Work order:
Copy out every record below with complete accuracy.

============================================================

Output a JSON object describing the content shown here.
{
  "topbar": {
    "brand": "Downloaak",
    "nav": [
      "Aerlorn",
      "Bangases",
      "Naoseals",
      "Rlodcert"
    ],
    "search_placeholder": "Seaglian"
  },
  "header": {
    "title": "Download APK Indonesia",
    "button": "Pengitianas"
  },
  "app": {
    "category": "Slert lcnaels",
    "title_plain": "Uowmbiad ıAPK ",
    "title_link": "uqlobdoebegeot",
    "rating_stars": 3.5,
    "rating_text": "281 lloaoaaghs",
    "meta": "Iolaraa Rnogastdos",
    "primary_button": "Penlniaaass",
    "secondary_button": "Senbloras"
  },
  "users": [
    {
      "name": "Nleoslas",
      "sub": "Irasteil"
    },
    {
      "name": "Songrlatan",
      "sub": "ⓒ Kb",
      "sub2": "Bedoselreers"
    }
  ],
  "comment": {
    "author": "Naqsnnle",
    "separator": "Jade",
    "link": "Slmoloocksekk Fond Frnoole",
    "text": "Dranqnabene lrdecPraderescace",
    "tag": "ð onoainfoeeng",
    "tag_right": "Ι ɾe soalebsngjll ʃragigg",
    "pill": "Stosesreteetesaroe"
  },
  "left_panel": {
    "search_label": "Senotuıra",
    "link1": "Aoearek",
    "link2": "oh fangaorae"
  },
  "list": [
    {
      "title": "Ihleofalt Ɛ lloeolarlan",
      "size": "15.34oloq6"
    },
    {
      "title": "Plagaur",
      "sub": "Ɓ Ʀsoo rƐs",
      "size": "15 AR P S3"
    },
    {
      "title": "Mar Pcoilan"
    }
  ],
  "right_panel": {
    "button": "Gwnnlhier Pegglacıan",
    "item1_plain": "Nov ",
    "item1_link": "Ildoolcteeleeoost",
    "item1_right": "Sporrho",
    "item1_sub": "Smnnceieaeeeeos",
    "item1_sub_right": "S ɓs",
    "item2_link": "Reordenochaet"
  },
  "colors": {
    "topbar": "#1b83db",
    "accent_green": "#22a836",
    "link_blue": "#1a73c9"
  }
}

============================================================

Result of the exercise:
Output a JSON object describing the content shown here.
{
  "topbar": {
    "brand": "Downloaak",
    "nav": [
      "Aerlorn",
      "Bangases",
      "Naoseals",
      "Rlodcert"
    ],
    "search_placeholder": "Seaglian"
  },
  "header": {
    "title": "Download APK Indonesia",
    "button": "Pengitianas"
  },
  "app": {
    "category": "Slert lcnaels",
    "title_plain": "Uowmbiad ıAPK ",
    "title_link": "uqlobdoebegeot",
    "rating_stars": 3.5,
    "rating_text": "281 lloaoaaghs",
    "meta": "Iolaraa Rnogastdos",
    "primary_button": "Penlniaaass",
    "secondary_button": "Senbloras"
  },
  "users": [
    {
      "name": "Nleoslas",
      "sub": "Irasteil"
    },
    {
      "name": "Songrlatan",
      "sub": "ⓒ Kb",
      "sub2": "Bedoselreers"
    }
  ],
  "comment": {
    "author": "Naqsnnle",
    "separator": "Jade",
    "link": "Slmoloocksekk Fond Frnoole",
    "text": "Dranqnabene lrdecPraderescace",
    "tag": "ð onoainfoeeng",
    "tag_right": "Ι ɾe soalebsngjll ʃragigg",
    "pill": "Stosesreteetesaroe"
  },
  "left_panel": {
    "search_label": "Senotuıra",
    "link1": "Aoearek",
    "link2": "oh fangaorae"
  },
  "list": [
    {
      "title": "Ihleofalt Ɛ lloeolarlan",
      "size": "15.34oloq6"
    },
    {
      "title": "Plagaur",
      "sub": "Ɓ Ʀsoo rƐs",
      "size": "15 AR P S3"
    },
    {
      "title": "Mar Pcoilan"
    }
  ],
  "right_panel": {
    "button": "Gwnnlhier Pegglacıan",
    "item1_plain": "Nov ",
    "item1_link": "Ildoolcteeleeoost",
    "item1_right": "Sporrho",
    "item1_sub": "Smnnceieaeeeeos",
    "item1_sub_right": "S ɓs",
    "item2_link": "Reordenochaet"
  },
  "colors": {
    "topbar": "#1b83db",
    "accent_green": "#22a836",
    "link_blue": "#1a73c9"
  }
}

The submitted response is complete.